[Entries from a dataset of interfaces]

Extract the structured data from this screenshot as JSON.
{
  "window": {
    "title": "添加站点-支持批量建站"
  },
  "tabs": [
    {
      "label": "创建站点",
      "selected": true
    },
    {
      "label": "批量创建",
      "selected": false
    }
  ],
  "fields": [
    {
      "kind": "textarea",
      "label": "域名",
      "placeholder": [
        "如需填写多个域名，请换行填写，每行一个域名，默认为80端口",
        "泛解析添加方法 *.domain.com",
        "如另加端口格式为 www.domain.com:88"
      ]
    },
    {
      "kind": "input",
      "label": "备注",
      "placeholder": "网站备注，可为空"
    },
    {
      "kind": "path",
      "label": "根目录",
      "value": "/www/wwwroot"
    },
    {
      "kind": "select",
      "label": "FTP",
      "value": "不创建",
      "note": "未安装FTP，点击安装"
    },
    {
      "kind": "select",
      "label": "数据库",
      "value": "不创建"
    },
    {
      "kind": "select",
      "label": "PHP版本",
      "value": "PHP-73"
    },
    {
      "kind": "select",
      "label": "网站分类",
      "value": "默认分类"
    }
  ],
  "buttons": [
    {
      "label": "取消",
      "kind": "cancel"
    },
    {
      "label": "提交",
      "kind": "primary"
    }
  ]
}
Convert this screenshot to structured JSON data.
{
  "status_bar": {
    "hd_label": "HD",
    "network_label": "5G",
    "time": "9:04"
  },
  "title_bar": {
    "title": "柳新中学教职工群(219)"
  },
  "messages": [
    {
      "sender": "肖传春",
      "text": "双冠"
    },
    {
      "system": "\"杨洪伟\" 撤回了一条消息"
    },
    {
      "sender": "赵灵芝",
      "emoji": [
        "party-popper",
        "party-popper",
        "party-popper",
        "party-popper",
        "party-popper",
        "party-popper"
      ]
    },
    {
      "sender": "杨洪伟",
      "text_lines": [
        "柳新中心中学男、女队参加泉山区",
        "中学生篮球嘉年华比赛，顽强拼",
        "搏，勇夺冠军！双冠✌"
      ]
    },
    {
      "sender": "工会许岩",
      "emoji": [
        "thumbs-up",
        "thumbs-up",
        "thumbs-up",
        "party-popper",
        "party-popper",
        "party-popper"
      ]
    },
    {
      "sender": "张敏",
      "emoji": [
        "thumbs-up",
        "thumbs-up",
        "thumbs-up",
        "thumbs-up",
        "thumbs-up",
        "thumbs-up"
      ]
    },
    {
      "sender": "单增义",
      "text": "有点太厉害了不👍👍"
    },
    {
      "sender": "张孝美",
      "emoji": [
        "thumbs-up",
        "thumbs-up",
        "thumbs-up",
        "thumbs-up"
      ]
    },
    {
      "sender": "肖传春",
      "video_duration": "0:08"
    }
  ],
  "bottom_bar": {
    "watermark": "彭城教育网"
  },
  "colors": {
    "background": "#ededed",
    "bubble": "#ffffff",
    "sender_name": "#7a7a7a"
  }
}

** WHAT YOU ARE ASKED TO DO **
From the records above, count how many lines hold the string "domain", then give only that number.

** RESULT OF THE TASK **
2